┌────────

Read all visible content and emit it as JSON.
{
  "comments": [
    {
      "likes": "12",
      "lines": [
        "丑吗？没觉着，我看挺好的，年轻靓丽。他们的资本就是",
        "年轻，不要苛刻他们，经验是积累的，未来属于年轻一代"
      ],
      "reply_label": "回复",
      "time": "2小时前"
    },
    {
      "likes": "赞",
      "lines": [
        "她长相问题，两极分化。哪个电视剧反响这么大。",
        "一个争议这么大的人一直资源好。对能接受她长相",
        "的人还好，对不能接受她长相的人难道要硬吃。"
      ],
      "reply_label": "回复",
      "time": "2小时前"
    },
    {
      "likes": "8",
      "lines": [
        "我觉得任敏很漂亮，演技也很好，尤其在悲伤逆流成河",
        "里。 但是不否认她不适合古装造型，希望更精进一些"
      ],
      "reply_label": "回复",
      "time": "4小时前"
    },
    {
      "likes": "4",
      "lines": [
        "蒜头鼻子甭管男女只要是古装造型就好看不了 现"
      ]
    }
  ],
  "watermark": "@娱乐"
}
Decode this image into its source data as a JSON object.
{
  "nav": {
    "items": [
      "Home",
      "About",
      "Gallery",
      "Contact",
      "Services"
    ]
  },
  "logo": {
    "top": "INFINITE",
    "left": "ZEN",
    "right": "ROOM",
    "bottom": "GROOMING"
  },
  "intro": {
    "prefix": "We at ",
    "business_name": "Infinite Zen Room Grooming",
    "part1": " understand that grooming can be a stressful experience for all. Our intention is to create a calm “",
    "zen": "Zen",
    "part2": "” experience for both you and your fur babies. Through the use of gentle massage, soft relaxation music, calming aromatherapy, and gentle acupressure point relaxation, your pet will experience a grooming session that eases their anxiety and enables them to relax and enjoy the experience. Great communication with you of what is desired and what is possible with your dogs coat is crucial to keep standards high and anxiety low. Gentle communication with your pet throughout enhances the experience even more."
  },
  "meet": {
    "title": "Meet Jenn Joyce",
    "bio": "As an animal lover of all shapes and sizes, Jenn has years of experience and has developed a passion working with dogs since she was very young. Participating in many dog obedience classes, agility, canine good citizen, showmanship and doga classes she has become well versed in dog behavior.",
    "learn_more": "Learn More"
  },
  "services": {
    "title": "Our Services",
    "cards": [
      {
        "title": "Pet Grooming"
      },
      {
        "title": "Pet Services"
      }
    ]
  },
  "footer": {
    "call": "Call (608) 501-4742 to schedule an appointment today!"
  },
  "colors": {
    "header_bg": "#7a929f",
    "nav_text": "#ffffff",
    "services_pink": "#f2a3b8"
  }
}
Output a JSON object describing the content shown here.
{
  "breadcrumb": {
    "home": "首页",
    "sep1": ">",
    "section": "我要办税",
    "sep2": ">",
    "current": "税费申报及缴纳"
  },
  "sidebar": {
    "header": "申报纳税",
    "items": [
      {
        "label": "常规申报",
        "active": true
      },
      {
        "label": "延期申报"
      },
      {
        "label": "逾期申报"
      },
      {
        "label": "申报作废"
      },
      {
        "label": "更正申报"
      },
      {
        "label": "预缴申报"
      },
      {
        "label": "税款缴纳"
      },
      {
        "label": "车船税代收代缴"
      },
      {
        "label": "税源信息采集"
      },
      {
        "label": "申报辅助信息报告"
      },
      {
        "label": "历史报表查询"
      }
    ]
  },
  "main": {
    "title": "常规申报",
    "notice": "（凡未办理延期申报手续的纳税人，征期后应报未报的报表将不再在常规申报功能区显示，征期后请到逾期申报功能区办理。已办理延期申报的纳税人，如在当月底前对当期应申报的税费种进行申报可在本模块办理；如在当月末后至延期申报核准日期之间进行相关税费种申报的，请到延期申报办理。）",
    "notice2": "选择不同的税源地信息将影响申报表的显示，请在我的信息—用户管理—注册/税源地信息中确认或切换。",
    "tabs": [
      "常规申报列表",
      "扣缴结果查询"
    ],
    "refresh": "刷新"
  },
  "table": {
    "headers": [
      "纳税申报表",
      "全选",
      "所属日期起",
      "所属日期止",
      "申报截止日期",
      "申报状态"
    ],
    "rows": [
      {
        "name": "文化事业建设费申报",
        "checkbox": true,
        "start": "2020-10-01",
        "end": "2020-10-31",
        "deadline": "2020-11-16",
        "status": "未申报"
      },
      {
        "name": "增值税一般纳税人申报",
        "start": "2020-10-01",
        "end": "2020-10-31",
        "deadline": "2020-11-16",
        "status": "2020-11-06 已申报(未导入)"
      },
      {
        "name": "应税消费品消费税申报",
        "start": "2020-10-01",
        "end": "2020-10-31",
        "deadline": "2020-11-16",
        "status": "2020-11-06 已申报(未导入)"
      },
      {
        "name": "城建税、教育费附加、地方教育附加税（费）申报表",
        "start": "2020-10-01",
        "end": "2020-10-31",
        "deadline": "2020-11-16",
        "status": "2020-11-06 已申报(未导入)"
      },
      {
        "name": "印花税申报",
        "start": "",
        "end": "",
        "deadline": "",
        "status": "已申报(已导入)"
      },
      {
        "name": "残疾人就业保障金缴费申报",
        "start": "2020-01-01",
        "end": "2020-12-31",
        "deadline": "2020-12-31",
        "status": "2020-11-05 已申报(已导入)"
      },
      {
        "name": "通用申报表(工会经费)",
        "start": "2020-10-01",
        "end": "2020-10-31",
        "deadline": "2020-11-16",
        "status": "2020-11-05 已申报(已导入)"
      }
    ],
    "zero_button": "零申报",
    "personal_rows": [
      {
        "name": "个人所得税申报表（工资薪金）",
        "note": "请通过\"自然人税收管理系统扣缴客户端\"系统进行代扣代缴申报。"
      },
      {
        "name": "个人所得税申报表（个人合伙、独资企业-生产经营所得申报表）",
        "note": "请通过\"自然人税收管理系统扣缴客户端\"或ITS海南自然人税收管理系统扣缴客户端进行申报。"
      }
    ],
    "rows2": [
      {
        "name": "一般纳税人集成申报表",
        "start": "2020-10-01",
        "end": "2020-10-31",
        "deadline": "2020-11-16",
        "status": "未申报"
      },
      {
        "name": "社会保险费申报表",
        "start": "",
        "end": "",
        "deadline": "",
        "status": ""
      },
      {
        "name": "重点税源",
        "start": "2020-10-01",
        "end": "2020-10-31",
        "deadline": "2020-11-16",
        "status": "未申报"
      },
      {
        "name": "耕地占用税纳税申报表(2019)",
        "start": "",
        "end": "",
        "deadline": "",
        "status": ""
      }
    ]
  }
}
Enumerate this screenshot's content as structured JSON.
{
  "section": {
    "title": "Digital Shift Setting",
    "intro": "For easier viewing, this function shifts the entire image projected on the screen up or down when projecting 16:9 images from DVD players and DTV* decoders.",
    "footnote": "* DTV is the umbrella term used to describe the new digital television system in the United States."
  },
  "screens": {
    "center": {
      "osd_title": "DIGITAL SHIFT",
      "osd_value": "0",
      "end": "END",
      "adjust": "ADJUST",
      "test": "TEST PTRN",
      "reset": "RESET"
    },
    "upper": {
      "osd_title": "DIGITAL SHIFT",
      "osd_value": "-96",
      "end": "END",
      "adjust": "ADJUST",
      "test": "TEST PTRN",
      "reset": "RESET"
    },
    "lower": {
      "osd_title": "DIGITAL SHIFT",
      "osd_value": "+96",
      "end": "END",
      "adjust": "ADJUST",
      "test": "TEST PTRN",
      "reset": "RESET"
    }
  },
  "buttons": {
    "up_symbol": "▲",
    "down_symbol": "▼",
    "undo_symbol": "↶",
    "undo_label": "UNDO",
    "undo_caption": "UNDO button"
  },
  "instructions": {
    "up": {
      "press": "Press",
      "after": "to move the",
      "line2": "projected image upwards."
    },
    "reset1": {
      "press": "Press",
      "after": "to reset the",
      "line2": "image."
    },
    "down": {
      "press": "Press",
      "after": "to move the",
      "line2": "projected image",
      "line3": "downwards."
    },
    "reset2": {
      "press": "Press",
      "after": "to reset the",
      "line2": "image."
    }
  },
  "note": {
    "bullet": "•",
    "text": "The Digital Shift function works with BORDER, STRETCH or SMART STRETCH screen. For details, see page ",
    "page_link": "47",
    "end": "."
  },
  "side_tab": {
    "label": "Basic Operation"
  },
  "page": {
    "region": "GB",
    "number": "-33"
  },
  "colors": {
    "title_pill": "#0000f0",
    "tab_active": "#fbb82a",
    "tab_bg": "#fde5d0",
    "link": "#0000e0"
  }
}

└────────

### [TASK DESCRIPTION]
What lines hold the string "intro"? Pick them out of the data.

### [ANSWER SECTION]
  "intro": {
    "intro": "For easier viewing, this function shifts the entire image projected on the screen up or down when projecting 16:9 images from DVD players and DTV* decoders.",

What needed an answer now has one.